The Mille Lacs Band lawsuit is already a landmark case because it is the first treaty rights lawsuit in which landowners have intervened as full parties. The Landowners represent the interests of many Minnesota citizens, and are raising legal issues and arguments separate from the State’s defenses, including the Indian Claims Commission argument which prevailed in the U.S. Supreme Court regarding the Shoshone tribe, the statehood argument which prevailed in the 10th Circuit decision against the Crow Tribe, and potential impacts of the Band’s claimed rights on the regional economy, property rights, and property values. Legal history and recent court decisions prove that we can win using these legal defenses. Because of the Landowners, the Defendants have a good chance of winning this case even if the State lacks resolve and commitment.
Citizens Providing Support
In order to win, the Landowners must get continued, on-going financial support from concerned citizens. The Landowners are financially supported primarily through the fundraising efforts of PERM, which holds fundraising dinners and events throughout the year. We anticipate needing a total of $1.5 million dollars over the next three years to pay expert witnesses, attorney fees, and researchers as we defend citizens’ interests against the Bands’ claims all the way to the U.S. Supreme Court. PERM, a non-profit organization, has raised over $320,000 for the Landowners, and needs $300,000 more this year. PERM is entirely volunteer, and only 4% of contributions goes to pay administrative costs.
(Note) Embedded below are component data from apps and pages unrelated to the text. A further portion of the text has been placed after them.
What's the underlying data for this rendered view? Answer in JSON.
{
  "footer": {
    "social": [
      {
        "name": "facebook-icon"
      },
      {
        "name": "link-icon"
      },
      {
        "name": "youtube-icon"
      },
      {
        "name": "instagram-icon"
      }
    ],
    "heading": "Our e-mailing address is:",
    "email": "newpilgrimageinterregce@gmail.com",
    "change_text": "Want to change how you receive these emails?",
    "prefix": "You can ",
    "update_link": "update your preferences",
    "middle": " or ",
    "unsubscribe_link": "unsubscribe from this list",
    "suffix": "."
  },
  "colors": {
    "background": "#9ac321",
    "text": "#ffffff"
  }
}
Supporting PERM is a sound investment in Minnesota’s future.
To become involved or for more information, contact Mark Rotz, PERM President, 9193 Parrish Avenue, Elk River, MN 55330, (612) 441-6869.